⟨

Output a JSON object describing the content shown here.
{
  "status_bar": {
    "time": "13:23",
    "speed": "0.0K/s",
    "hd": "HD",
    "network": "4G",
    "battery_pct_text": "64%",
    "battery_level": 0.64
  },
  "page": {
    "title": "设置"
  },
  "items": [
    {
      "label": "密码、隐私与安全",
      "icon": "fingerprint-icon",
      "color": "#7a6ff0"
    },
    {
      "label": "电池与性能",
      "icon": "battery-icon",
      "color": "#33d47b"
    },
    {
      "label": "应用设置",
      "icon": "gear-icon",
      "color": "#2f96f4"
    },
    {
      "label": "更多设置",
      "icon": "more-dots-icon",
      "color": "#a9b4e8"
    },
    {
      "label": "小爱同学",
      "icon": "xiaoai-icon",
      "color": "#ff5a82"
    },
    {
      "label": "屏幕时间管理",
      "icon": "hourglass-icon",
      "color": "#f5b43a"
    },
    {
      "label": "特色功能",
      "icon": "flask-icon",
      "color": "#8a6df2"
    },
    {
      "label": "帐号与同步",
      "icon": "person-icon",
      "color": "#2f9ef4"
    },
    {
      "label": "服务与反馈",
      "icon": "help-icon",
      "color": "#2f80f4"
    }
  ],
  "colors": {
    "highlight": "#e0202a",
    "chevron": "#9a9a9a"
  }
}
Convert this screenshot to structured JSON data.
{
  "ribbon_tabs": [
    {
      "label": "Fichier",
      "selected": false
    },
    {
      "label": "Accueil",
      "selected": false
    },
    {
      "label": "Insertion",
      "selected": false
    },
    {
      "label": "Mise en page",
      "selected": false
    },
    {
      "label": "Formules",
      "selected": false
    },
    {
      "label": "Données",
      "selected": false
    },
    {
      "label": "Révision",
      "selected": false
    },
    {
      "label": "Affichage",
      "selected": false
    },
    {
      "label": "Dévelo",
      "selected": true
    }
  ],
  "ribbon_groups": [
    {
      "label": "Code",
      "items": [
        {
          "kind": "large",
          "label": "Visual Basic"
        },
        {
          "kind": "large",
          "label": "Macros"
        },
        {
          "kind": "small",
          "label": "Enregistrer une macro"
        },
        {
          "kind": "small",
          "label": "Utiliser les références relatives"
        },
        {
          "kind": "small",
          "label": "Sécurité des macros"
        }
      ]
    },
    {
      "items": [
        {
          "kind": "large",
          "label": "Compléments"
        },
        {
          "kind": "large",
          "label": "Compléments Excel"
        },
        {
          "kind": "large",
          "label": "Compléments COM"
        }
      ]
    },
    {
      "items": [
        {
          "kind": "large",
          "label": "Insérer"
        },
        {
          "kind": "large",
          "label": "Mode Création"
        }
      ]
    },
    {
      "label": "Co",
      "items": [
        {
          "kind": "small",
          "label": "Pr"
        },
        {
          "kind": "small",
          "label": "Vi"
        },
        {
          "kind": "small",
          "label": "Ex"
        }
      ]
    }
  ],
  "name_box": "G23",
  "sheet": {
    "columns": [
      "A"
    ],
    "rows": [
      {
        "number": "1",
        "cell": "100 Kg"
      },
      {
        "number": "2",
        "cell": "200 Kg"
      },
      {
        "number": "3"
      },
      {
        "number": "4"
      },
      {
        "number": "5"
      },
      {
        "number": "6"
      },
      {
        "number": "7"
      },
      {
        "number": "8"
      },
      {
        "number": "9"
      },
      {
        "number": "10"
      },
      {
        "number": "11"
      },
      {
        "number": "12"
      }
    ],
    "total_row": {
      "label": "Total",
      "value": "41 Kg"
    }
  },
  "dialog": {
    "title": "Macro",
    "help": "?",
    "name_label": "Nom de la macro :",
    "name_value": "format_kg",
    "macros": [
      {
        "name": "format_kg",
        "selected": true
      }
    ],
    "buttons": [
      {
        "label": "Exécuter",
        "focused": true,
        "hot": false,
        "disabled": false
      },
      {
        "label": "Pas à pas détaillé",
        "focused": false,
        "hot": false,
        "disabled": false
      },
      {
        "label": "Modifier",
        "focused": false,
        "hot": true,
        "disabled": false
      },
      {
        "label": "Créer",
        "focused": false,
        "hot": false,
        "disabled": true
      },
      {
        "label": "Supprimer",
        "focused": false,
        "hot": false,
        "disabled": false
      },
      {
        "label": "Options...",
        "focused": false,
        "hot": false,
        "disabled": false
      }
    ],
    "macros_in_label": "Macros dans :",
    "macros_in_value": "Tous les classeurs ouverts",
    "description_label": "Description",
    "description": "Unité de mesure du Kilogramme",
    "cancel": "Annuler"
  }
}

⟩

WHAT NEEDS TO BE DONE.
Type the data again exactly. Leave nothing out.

EXPECTED OUTPUT.
Output a JSON object describing the content shown here.
{
  "status_bar": {
    "time": "13:23",
    "speed": "0.0K/s",
    "hd": "HD",
    "network": "4G",
    "battery_pct_text": "64%",
    "battery_level": 0.64
  },
  "page": {
    "title": "设置"
  },
  "items": [
    {
      "label": "密码、隐私与安全",
      "icon": "fingerprint-icon",
      "color": "#7a6ff0"
    },
    {
      "label": "电池与性能",
      "icon": "battery-icon",
      "color": "#33d47b"
    },
    {
      "label": "应用设置",
      "icon": "gear-icon",
      "color": "#2f96f4"
    },
    {
      "label": "更多设置",
      "icon": "more-dots-icon",
      "color": "#a9b4e8"
    },
    {
      "label": "小爱同学",
      "icon": "xiaoai-icon",
      "color": "#ff5a82"
    },
    {
      "label": "屏幕时间管理",
      "icon": "hourglass-icon",
      "color": "#f5b43a"
    },
    {
      "label": "特色功能",
      "icon": "flask-icon",
      "color": "#8a6df2"
    },
    {
      "label": "帐号与同步",
      "icon": "person-icon",
      "color": "#2f9ef4"
    },
    {
      "label": "服务与反馈",
      "icon": "help-icon",
      "color": "#2f80f4"
    }
  ],
  "colors": {
    "highlight": "#e0202a",
    "chevron": "#9a9a9a"
  }
}
Convert this screenshot to structured JSON data.
{
  "ribbon_tabs": [
    {
      "label": "Fichier",
      "selected": false
    },
    {
      "label": "Accueil",
      "selected": false
    },
    {
      "label": "Insertion",
      "selected": false
    },
    {
      "label": "Mise en page",
      "selected": false
    },
    {
      "label": "Formules",
      "selected": false
    },
    {
      "label": "Données",
      "selected": false
    },
    {
      "label": "Révision",
      "selected": false
    },
    {
      "label": "Affichage",
      "selected": false
    },
    {
      "label": "Dévelo",
      "selected": true
    }
  ],
  "ribbon_groups": [
    {
      "label": "Code",
      "items": [
        {
          "kind": "large",
          "label": "Visual Basic"
        },
        {
          "kind": "large",
          "label": "Macros"
        },
        {
          "kind": "small",
          "label": "Enregistrer une macro"
        },
        {
          "kind": "small",
          "label": "Utiliser les références relatives"
        },
        {
          "kind": "small",
          "label": "Sécurité des macros"
        }
      ]
    },
    {
      "items": [
        {
          "kind": "large",
          "label": "Compléments"
        },
        {
          "kind": "large",
          "label": "Compléments Excel"
        },
        {
          "kind": "large",
          "label": "Compléments COM"
        }
      ]
    },
    {
      "items": [
        {
          "kind": "large",
          "label": "Insérer"
        },
        {
          "kind": "large",
          "label": "Mode Création"
        }
      ]
    },
    {
      "label": "Co",
      "items": [
        {
          "kind": "small",
          "label": "Pr"
        },
        {
          "kind": "small",
          "label": "Vi"
        },
        {
          "kind": "small",
          "label": "Ex"
        }
      ]
    }
  ],
  "name_box": "G23",
  "sheet": {
    "columns": [
      "A"
    ],
    "rows": [
      {
        "number": "1",
        "cell": "100 Kg"
      },
      {
        "number": "2",
        "cell": "200 Kg"
      },
      {
        "number": "3"
      },
      {
        "number": "4"
      },
      {
        "number": "5"
      },
      {
        "number": "6"
      },
      {
        "number": "7"
      },
      {
        "number": "8"
      },
      {
        "number": "9"
      },
      {
        "number": "10"
      },
      {
        "number": "11"
      },
      {
        "number": "12"
      }
    ],
    "total_row": {
      "label": "Total",
      "value": "41 Kg"
    }
  },
  "dialog": {
    "title": "Macro",
    "help": "?",
    "name_label": "Nom de la macro :",
    "name_value": "format_kg",
    "macros": [
      {
        "name": "format_kg",
        "selected": true
      }
    ],
    "buttons": [
      {
        "label": "Exécuter",
        "focused": true,
        "hot": false,
        "disabled": false
      },
      {
        "label": "Pas à pas détaillé",
        "focused": false,
        "hot": false,
        "disabled": false
      },
      {
        "label": "Modifier",
        "focused": false,
        "hot": true,
        "disabled": false
      },
      {
        "label": "Créer",
        "focused": false,
        "hot": false,
        "disabled": true
      },
      {
        "label": "Supprimer",
        "focused": false,
        "hot": false,
        "disabled": false
      },
      {
        "label": "Options...",
        "focused": false,
        "hot": false,
        "disabled": false
      }
    ],
    "macros_in_label": "Macros dans :",
    "macros_in_value": "Tous les classeurs ouverts",
    "description_label": "Description",
    "description": "Unité de mesure du Kilogramme",
    "cancel": "Annuler"
  }
}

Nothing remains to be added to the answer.